Data items:
────────────────
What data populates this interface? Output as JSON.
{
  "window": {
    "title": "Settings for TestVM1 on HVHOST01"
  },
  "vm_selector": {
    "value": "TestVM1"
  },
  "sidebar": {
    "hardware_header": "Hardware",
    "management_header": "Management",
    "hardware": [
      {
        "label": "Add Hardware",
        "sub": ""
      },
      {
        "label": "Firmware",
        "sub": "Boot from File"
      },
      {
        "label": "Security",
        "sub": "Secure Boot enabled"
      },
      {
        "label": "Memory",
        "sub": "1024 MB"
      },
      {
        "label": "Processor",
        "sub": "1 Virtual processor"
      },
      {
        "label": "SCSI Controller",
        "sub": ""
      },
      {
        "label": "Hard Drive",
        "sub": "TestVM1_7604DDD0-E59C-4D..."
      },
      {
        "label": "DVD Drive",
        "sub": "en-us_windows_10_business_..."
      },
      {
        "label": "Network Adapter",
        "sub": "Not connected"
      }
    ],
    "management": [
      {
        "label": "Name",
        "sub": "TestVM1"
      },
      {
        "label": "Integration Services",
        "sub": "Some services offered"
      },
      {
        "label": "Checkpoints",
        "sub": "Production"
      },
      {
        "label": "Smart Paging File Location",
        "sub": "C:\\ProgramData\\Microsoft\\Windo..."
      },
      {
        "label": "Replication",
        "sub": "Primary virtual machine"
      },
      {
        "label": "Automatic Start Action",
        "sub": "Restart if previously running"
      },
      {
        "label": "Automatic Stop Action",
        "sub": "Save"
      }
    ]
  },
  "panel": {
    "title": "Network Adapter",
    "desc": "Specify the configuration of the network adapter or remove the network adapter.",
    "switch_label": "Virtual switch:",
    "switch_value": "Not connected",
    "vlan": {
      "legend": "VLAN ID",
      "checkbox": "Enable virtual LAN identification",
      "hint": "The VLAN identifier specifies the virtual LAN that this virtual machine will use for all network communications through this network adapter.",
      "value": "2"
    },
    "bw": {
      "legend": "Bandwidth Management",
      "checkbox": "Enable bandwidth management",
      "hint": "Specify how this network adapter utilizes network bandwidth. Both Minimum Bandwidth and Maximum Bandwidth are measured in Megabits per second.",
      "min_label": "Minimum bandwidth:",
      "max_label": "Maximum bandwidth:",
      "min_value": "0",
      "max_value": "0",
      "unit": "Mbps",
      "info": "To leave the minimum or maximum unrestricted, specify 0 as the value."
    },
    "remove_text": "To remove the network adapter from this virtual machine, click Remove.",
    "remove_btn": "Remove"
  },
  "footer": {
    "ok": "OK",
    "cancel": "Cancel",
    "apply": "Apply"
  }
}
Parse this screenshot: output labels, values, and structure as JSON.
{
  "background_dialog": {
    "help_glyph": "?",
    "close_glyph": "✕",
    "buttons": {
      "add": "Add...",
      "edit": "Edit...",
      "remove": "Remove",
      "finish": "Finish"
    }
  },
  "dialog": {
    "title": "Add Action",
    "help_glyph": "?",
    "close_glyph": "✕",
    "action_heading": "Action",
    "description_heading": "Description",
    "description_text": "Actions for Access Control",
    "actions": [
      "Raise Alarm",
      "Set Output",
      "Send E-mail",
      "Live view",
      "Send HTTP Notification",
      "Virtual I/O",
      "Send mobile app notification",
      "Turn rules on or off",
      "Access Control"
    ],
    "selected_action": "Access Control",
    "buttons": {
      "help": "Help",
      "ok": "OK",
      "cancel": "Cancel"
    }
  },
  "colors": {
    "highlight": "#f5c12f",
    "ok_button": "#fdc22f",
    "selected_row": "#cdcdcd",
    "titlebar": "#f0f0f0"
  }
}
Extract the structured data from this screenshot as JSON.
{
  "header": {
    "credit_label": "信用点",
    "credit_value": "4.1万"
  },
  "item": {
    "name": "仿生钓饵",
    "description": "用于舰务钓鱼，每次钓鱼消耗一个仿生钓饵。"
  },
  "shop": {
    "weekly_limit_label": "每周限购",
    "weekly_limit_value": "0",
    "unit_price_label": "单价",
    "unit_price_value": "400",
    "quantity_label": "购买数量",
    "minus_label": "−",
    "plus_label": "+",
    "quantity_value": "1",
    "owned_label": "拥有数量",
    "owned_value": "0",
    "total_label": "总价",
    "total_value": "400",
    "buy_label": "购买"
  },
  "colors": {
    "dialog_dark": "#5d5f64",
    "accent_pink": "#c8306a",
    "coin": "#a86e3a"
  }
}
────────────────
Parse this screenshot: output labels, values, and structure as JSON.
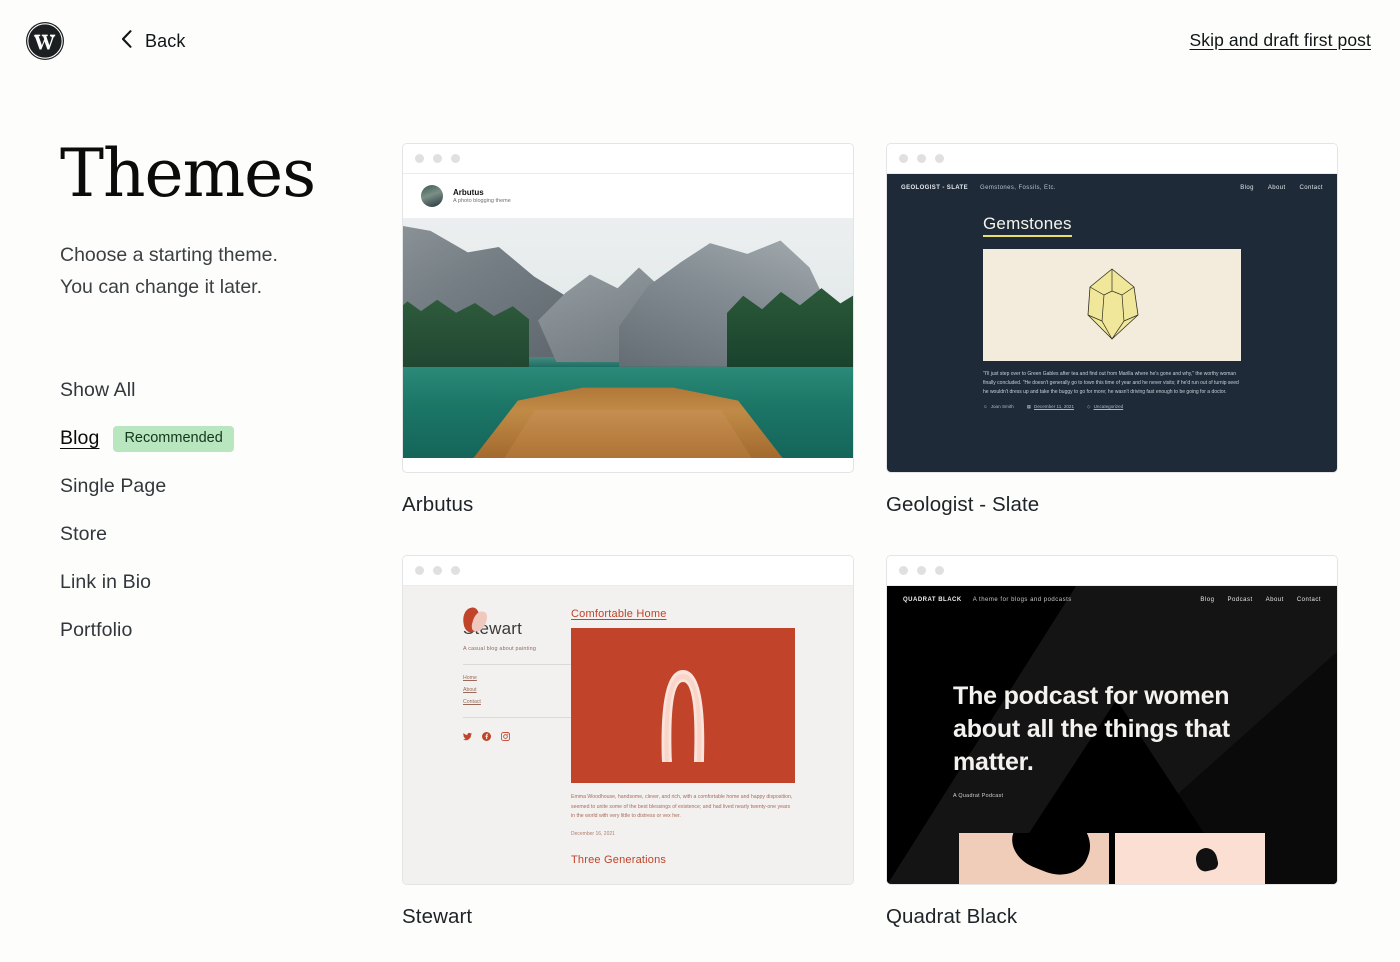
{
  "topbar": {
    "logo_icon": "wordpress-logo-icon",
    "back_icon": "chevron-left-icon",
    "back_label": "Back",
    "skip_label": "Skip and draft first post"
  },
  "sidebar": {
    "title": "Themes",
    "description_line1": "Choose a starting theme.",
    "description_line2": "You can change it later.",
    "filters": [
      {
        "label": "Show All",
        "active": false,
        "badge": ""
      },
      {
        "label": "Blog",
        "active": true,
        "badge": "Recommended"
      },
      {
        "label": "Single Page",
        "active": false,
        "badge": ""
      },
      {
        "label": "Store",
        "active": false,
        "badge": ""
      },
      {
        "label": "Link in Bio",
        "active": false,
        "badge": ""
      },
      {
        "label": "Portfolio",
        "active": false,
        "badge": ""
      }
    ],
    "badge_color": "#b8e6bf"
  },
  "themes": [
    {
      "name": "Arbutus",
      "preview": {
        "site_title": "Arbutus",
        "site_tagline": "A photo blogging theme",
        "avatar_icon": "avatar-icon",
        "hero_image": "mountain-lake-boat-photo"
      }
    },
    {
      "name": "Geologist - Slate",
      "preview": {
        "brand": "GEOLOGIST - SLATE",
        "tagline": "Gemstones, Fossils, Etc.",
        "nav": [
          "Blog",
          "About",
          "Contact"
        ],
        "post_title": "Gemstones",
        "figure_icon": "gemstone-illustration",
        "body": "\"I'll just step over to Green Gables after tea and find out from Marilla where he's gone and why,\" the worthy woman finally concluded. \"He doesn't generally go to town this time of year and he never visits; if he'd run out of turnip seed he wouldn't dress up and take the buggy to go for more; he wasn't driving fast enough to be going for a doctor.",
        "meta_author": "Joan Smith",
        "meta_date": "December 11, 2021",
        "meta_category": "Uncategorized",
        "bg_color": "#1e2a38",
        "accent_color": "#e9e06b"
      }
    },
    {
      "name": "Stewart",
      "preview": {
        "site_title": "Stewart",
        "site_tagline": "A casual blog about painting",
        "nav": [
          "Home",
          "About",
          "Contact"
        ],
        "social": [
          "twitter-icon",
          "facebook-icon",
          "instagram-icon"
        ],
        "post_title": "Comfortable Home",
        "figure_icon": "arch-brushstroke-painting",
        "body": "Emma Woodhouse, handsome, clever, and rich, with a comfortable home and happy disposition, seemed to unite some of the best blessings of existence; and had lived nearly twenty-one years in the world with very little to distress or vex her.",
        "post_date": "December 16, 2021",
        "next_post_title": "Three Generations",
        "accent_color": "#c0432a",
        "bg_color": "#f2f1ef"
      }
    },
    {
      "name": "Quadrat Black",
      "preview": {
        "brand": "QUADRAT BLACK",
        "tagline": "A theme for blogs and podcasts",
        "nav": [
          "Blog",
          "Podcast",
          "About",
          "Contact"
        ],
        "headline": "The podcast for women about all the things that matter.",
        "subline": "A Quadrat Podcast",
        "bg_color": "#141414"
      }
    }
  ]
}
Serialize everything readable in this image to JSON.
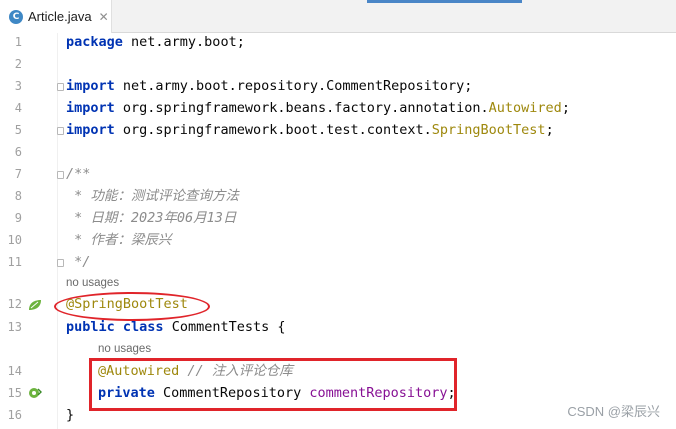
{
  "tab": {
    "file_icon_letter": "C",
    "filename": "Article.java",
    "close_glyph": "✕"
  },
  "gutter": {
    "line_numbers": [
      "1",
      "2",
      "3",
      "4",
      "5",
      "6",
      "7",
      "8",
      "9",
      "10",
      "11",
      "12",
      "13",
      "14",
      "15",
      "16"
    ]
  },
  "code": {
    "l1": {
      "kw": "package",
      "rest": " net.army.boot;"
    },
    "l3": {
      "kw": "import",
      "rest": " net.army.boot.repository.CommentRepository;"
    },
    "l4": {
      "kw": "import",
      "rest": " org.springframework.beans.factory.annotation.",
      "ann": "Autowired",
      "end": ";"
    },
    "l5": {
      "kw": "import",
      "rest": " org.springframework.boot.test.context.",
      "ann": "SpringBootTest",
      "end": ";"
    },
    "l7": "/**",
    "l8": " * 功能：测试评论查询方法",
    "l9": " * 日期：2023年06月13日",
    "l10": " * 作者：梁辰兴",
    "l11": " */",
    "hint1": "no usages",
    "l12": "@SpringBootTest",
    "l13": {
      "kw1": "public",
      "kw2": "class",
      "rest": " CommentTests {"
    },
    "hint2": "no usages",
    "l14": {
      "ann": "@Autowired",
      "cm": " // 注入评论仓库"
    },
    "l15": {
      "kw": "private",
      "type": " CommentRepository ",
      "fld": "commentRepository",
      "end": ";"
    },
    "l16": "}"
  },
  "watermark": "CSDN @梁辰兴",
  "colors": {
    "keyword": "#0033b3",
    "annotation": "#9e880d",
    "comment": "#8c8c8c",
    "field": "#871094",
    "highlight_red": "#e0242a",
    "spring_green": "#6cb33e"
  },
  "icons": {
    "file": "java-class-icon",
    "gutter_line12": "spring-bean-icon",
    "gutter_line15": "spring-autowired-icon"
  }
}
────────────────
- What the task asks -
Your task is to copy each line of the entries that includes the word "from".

- Answer to this problem -
        "sub": "Boot from File"
    "remove_text": "To remove the network adapter from this virtual machine, click Remove.",
Extract the structured data from this screenshot as JSON.
        "body": "\"I'll just step over to Green Gables after tea and find out from Marilla where he's gone and why,\" the worthy woman finally concluded. \"He doesn't generally go to town this time of year and he never visits; if he'd run out of turnip seed he wouldn't dress up and take the buggy to go for more; he wasn't driving fast enough to be going for a doctor.",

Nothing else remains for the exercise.